BWW Review: DOWNSTAIRS Isn't the Play You'd Expect at City Theatre
I write two types of reviews on this site: long, rambling, analytical reviews stuffed with digression and allusion and anything I feel like putting in, and terse, brief reviews that hold back any possible spoiler for plot-and-surprise-heavy shows.
This is the second kind. Please, if you know what's good for you, you'll go see Downstairs.
Did that sound like a threat? No, no, it wasn't a threat. I wouldn't threaten you. Have I ever threatened you? You're crazy for thinking I would threaten you. Absolutely crazy. Shame on you.
If you're feeling a little gaslit after that paragraph, good. You're on the right track. Not to spoil too much, but Theresa Rebeck's dramedy, carefully and meticulously directed into a tight but shaggy-seeming two hours by Marc Masterson, is all about knowing who to trust and who not to trust, remembering things different ways, questioning one's sanity and the sanity of others. Irene (Helena Ruoti), who is nervous and a bit high-strung and not in the world's best marriage, has invited her middle-aged brother Teddy (Martin Giles) to crash in her basement for a few days. Teddy is... let's just call him special. My diagnostic spider-sense (part of my day job) kept trying to pin him down- autism spectrum? OCD? paranoid schizophrenia?- but it doesn't matter. Teddy is just not functioning at his peak capacity, and he needs a safe, stable place to be. Evidently this runs in the family to some extent, and he and Irene quickly bond over shared childhood memories. But those memories don't always line up- details vary, impressions are skewed, and soon they are both second-guessing each other. The visit stretches on, annoying and then upsetting Irene's husband Gerry (John Shepard). This is when things get really weird.
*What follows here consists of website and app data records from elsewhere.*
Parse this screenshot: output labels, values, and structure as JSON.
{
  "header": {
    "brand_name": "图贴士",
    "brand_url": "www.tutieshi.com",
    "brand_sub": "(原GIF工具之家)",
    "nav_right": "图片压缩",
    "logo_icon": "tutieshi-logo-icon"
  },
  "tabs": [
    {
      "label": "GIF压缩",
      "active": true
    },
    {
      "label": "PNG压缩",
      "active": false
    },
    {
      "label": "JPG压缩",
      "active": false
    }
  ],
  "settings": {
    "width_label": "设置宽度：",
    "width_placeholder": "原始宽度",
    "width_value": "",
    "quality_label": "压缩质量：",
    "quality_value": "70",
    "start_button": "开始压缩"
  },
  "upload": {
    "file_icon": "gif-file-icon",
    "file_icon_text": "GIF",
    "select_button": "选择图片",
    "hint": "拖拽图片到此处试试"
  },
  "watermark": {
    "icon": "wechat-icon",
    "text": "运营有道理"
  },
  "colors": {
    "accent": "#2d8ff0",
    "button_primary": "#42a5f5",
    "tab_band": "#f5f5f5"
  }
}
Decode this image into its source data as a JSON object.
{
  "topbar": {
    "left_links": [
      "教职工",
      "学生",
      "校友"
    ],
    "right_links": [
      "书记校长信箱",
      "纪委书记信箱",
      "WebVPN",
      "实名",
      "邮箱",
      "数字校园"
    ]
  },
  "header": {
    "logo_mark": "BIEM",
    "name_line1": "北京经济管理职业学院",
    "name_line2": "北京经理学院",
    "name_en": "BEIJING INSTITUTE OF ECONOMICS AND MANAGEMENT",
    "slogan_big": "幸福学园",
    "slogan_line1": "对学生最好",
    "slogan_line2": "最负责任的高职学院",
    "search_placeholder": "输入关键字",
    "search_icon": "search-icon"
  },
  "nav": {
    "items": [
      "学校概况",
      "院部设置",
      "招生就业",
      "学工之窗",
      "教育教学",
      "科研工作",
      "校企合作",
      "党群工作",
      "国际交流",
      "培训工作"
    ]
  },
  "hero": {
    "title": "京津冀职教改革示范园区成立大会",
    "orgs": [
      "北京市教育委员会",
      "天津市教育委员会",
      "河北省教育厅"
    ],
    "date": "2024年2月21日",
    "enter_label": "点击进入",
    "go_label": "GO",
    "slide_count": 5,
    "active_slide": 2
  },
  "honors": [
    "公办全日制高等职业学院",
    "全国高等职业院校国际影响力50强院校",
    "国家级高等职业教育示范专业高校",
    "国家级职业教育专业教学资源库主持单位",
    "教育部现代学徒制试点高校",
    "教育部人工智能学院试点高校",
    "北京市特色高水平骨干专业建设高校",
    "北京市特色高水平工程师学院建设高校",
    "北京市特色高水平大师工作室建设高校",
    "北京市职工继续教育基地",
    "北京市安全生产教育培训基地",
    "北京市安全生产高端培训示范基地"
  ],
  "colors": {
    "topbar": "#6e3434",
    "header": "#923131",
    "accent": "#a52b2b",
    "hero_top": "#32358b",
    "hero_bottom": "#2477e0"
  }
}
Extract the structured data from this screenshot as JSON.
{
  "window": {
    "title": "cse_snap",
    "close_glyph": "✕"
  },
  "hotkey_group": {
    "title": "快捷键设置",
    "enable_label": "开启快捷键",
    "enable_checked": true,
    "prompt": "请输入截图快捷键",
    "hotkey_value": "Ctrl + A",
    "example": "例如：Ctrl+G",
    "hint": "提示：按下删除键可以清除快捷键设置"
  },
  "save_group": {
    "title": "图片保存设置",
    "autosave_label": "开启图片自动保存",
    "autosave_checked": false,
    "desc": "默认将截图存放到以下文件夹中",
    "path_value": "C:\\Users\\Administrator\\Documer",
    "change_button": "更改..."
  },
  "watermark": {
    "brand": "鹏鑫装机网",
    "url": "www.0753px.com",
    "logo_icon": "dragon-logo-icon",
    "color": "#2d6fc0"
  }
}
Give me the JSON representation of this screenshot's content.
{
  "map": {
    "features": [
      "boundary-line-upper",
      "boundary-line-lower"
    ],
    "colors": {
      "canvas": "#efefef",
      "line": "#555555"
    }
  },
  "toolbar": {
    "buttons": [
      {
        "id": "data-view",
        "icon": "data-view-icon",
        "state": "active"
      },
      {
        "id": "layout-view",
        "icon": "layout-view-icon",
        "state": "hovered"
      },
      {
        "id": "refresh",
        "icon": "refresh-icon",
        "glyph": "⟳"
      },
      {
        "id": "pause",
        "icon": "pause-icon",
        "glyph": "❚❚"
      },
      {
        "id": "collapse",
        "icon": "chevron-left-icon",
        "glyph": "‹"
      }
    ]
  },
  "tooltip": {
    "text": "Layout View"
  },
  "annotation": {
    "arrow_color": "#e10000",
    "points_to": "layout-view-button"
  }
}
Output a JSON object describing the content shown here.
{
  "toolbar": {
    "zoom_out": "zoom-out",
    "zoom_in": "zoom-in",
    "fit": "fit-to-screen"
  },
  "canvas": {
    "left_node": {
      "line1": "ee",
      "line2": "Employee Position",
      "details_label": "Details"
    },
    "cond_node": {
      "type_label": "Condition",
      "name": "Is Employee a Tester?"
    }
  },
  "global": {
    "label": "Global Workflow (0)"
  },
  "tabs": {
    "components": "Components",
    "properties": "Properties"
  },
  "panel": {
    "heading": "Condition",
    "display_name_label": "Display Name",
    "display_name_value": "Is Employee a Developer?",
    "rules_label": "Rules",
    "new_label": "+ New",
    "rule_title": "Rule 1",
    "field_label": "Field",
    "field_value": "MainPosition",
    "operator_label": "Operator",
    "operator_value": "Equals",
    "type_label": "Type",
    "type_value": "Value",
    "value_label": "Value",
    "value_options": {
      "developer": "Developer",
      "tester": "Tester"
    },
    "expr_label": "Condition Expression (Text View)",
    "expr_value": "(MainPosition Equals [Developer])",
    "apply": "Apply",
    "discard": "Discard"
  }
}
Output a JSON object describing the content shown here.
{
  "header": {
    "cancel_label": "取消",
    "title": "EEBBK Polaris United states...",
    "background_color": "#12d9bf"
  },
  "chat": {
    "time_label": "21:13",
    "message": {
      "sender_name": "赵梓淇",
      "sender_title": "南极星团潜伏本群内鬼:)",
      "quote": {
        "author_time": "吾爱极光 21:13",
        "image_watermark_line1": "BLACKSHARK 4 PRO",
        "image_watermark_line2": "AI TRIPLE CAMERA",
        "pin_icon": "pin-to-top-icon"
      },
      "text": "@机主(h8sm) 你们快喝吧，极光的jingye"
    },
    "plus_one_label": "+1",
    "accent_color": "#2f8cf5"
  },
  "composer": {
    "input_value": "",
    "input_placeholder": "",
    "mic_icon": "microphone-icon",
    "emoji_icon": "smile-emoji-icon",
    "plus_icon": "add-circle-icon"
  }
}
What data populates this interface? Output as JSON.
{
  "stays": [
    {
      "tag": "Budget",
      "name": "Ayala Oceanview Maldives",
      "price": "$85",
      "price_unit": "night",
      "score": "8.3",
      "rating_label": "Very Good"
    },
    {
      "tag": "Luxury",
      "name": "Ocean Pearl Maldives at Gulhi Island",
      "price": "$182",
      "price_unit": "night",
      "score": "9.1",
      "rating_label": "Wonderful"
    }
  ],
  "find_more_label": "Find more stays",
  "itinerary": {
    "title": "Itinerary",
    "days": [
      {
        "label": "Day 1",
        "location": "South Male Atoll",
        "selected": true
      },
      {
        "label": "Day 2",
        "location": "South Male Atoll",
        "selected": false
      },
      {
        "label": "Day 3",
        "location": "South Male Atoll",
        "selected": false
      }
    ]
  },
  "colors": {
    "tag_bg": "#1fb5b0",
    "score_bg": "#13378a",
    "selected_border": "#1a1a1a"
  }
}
Helena Ruoti and Martin Giles give tour de force performances- as Irene, Ruoti's rabbity, anxious energy starts to look like it could be something more, or something worse, when placed against Giles's sweet but fractured portrayal of Teddy. Having recently seen Mr. Giles in The Woman in Black as an aging, somewhat prissy upper-class English gentleman, the two characters and their lived experiences could not be more distinct. His slow but perceptible descent into irreversible mental decline over the course of the evening is the second scariest part of the show, after the combined sound design by Steve Shapiro and light design by Brian Lilienthal. If Rebeck is writing a dramedy with genre elements, Marc Masterson has staged it as an A24-style slow-burn horror, and Shapiro and Lilienthal's scenic transitions have all the unspoken tension and menace of Hereditary or It Comes at Night.
Last, but not least, is John Shepard, who comes into the play at a little past the halfway point. Teddy and Irene may be fragile vases prone to cracks, but Shepard, as Gerry, gives us a bull in a china shop. All menace, on both a physical and spoken level, the entire tone of the piece shifts when he makes his entrance. There's very little subtlety in Shepard's performance, but none is written in; Gerry is cold, merciless reality without any of the shades of gray or comfortable evasiveness of the other two characters. To Shepard's credit, he embraces the bluntness of the character as a positive attribute, and does not try to out-Herod Herod by reaching for the levels of depth and nuance attributed to the other two characters. That is not his purpose. His purpose is to- well, you're going to have to see the play.
Leaving the theatre, audiences were abuzz, discussing some of the ending's twists and turns and their meaning. This is a new play, and people are talking about it. Do you know how rare it is? City Theatre's mission of producing the new cream of the playwriting world every year is a blessing on our city, and may it never be rescinded.